## What you need to do:
Once you have read the records below, print them again exactly as they stand.

## Extracted records:
----------

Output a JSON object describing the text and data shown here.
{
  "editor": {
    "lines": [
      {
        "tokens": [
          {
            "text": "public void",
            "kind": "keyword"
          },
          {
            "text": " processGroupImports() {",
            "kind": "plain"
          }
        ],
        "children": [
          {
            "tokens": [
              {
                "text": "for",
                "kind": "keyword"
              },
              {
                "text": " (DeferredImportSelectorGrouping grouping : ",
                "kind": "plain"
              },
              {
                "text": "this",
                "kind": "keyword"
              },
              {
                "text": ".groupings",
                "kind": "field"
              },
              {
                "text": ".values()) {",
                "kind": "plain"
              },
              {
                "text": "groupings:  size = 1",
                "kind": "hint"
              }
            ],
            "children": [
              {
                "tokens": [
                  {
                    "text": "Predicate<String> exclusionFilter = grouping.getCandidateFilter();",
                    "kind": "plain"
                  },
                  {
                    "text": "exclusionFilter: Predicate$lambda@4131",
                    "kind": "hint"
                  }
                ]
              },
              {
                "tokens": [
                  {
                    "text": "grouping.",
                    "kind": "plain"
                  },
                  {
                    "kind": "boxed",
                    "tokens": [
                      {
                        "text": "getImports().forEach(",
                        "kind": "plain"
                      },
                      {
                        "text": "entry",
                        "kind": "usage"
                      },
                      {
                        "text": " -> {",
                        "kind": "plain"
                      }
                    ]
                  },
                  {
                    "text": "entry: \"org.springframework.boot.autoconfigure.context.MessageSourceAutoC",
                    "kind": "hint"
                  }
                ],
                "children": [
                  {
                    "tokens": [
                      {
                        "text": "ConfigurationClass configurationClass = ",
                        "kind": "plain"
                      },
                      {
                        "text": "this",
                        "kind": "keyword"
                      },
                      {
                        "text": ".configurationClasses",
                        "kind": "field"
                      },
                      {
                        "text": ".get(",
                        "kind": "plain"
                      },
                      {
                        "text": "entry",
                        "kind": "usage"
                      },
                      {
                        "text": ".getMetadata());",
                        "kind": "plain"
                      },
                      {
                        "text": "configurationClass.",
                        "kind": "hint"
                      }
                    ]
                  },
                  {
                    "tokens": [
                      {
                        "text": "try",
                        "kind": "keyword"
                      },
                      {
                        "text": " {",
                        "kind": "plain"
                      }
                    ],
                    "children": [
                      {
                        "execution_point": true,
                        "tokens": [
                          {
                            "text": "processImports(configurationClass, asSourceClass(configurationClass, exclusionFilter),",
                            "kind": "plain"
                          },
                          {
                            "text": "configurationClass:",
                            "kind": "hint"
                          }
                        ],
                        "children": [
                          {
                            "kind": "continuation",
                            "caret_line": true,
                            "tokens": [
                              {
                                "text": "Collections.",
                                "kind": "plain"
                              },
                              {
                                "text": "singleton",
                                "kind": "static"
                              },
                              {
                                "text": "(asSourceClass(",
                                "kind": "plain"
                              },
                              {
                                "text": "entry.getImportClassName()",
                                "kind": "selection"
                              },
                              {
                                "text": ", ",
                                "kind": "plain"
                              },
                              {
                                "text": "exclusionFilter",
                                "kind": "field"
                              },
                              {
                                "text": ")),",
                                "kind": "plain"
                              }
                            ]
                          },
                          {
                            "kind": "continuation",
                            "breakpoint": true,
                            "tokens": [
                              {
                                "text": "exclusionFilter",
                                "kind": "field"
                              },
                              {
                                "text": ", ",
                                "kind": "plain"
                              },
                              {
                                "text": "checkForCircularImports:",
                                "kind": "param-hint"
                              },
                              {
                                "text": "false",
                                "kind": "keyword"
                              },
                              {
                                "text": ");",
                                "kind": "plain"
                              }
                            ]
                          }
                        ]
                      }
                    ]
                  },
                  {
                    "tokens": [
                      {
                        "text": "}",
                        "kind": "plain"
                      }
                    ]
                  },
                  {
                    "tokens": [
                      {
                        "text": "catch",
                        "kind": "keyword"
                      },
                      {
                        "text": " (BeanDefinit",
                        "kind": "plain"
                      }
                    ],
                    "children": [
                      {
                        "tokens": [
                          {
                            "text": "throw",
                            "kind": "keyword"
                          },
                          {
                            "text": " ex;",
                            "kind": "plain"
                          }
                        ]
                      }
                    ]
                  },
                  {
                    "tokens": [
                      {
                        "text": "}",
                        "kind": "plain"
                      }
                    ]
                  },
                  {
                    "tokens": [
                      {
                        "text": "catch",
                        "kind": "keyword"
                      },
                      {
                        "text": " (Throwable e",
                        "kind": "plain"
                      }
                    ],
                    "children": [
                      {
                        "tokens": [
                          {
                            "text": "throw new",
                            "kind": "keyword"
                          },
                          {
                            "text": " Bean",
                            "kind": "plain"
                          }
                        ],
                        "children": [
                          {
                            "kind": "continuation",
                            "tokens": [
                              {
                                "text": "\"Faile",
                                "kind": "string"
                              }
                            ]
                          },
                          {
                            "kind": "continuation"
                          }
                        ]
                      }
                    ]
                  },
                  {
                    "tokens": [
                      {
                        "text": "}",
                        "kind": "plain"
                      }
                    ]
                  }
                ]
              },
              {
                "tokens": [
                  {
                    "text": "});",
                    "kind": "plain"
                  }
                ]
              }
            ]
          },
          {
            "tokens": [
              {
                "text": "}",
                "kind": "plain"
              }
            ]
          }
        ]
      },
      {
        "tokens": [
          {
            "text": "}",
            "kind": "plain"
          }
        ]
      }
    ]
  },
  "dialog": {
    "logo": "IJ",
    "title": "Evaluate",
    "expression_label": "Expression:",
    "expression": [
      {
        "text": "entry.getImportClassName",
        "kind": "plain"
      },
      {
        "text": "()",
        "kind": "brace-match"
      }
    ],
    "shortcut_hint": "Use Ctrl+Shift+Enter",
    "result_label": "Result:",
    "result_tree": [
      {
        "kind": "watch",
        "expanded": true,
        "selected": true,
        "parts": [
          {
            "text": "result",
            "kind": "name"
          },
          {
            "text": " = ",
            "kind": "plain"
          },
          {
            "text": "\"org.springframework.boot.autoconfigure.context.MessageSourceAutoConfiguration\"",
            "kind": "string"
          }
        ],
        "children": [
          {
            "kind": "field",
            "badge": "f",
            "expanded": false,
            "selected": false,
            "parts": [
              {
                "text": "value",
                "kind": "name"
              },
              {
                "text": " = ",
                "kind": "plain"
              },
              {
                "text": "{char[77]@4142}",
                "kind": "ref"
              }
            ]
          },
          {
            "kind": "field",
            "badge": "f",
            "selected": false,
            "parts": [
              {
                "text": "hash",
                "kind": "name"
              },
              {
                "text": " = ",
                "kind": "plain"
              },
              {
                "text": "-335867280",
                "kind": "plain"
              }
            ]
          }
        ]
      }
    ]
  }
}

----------

## Written response:
Output a JSON object describing the text and data shown here.
{
  "editor": {
    "lines": [
      {
        "tokens": [
          {
            "text": "public void",
            "kind": "keyword"
          },
          {
            "text": " processGroupImports() {",
            "kind": "plain"
          }
        ],
        "children": [
          {
            "tokens": [
              {
                "text": "for",
                "kind": "keyword"
              },
              {
                "text": " (DeferredImportSelectorGrouping grouping : ",
                "kind": "plain"
              },
              {
                "text": "this",
                "kind": "keyword"
              },
              {
                "text": ".groupings",
                "kind": "field"
              },
              {
                "text": ".values()) {",
                "kind": "plain"
              },
              {
                "text": "groupings:  size = 1",
                "kind": "hint"
              }
            ],
            "children": [
              {
                "tokens": [
                  {
                    "text": "Predicate<String> exclusionFilter = grouping.getCandidateFilter();",
                    "kind": "plain"
                  },
                  {
                    "text": "exclusionFilter: Predicate$lambda@4131",
                    "kind": "hint"
                  }
                ]
              },
              {
                "tokens": [
                  {
                    "text": "grouping.",
                    "kind": "plain"
                  },
                  {
                    "kind": "boxed",
                    "tokens": [
                      {
                        "text": "getImports().forEach(",
                        "kind": "plain"
                      },
                      {
                        "text": "entry",
                        "kind": "usage"
                      },
                      {
                        "text": " -> {",
                        "kind": "plain"
                      }
                    ]
                  },
                  {
                    "text": "entry: \"org.springframework.boot.autoconfigure.context.MessageSourceAutoC",
                    "kind": "hint"
                  }
                ],
                "children": [
                  {
                    "tokens": [
                      {
                        "text": "ConfigurationClass configurationClass = ",
                        "kind": "plain"
                      },
                      {
                        "text": "this",
                        "kind": "keyword"
                      },
                      {
                        "text": ".configurationClasses",
                        "kind": "field"
                      },
                      {
                        "text": ".get(",
                        "kind": "plain"
                      },
                      {
                        "text": "entry",
                        "kind": "usage"
                      },
                      {
                        "text": ".getMetadata());",
                        "kind": "plain"
                      },
                      {
                        "text": "configurationClass.",
                        "kind": "hint"
                      }
                    ]
                  },
                  {
                    "tokens": [
                      {
                        "text": "try",
                        "kind": "keyword"
                      },
                      {
                        "text": " {",
                        "kind": "plain"
                      }
                    ],
                    "children": [
                      {
                        "execution_point": true,
                        "tokens": [
                          {
                            "text": "processImports(configurationClass, asSourceClass(configurationClass, exclusionFilter),",
                            "kind": "plain"
                          },
                          {
                            "text": "configurationClass:",
                            "kind": "hint"
                          }
                        ],
                        "children": [
                          {
                            "kind": "continuation",
                            "caret_line": true,
                            "tokens": [
                              {
                                "text": "Collections.",
                                "kind": "plain"
                              },
                              {
                                "text": "singleton",
                                "kind": "static"
                              },
                              {
                                "text": "(asSourceClass(",
                                "kind": "plain"
                              },
                              {
                                "text": "entry.getImportClassName()",
                                "kind": "selection"
                              },
                              {
                                "text": ", ",
                                "kind": "plain"
                              },
                              {
                                "text": "exclusionFilter",
                                "kind": "field"
                              },
                              {
                                "text": ")),",
                                "kind": "plain"
                              }
                            ]
                          },
                          {
                            "kind": "continuation",
                            "breakpoint": true,
                            "tokens": [
                              {
                                "text": "exclusionFilter",
                                "kind": "field"
                              },
                              {
                                "text": ", ",
                                "kind": "plain"
                              },
                              {
                                "text": "checkForCircularImports:",
                                "kind": "param-hint"
                              },
                              {
                                "text": "false",
                                "kind": "keyword"
                              },
                              {
                                "text": ");",
                                "kind": "plain"
                              }
                            ]
                          }
                        ]
                      }
                    ]
                  },
                  {
                    "tokens": [
                      {
                        "text": "}",
                        "kind": "plain"
                      }
                    ]
                  },
                  {
                    "tokens": [
                      {
                        "text": "catch",
                        "kind": "keyword"
                      },
                      {
                        "text": " (BeanDefinit",
                        "kind": "plain"
                      }
                    ],
                    "children": [
                      {
                        "tokens": [
                          {
                            "text": "throw",
                            "kind": "keyword"
                          },
                          {
                            "text": " ex;",
                            "kind": "plain"
                          }
                        ]
                      }
                    ]
                  },
                  {
                    "tokens": [
                      {
                        "text": "}",
                        "kind": "plain"
                      }
                    ]
                  },
                  {
                    "tokens": [
                      {
                        "text": "catch",
                        "kind": "keyword"
                      },
                      {
                        "text": " (Throwable e",
                        "kind": "plain"
                      }
                    ],
                    "children": [
                      {
                        "tokens": [
                          {
                            "text": "throw new",
                            "kind": "keyword"
                          },
                          {
                            "text": " Bean",
                            "kind": "plain"
                          }
                        ],
                        "children": [
                          {
                            "kind": "continuation",
                            "tokens": [
                              {
                                "text": "\"Faile",
                                "kind": "string"
                              }
                            ]
                          },
                          {
                            "kind": "continuation"
                          }
                        ]
                      }
                    ]
                  },
                  {
                    "tokens": [
                      {
                        "text": "}",
                        "kind": "plain"
                      }
                    ]
                  }
                ]
              },
              {
                "tokens": [
                  {
                    "text": "});",
                    "kind": "plain"
                  }
                ]
              }
            ]
          },
          {
            "tokens": [
              {
                "text": "}",
                "kind": "plain"
              }
            ]
          }
        ]
      },
      {
        "tokens": [
          {
            "text": "}",
            "kind": "plain"
          }
        ]
      }
    ]
  },
  "dialog": {
    "logo": "IJ",
    "title": "Evaluate",
    "expression_label": "Expression:",
    "expression": [
      {
        "text": "entry.getImportClassName",
        "kind": "plain"
      },
      {
        "text": "()",
        "kind": "brace-match"
      }
    ],
    "shortcut_hint": "Use Ctrl+Shift+Enter",
    "result_label": "Result:",
    "result_tree": [
      {
        "kind": "watch",
        "expanded": true,
        "selected": true,
        "parts": [
          {
            "text": "result",
            "kind": "name"
          },
          {
            "text": " = ",
            "kind": "plain"
          },
          {
            "text": "\"org.springframework.boot.autoconfigure.context.MessageSourceAutoConfiguration\"",
            "kind": "string"
          }
        ],
        "children": [
          {
            "kind": "field",
            "badge": "f",
            "expanded": false,
            "selected": false,
            "parts": [
              {
                "text": "value",
                "kind": "name"
              },
              {
                "text": " = ",
                "kind": "plain"
              },
              {
                "text": "{char[77]@4142}",
                "kind": "ref"
              }
            ]
          },
          {
            "kind": "field",
            "badge": "f",
            "selected": false,
            "parts": [
              {
                "text": "hash",
                "kind": "name"
              },
              {
                "text": " = ",
                "kind": "plain"
              },
              {
                "text": "-335867280",
                "kind": "plain"
              }
            ]
          }
        ]
      }
    ]
  }
}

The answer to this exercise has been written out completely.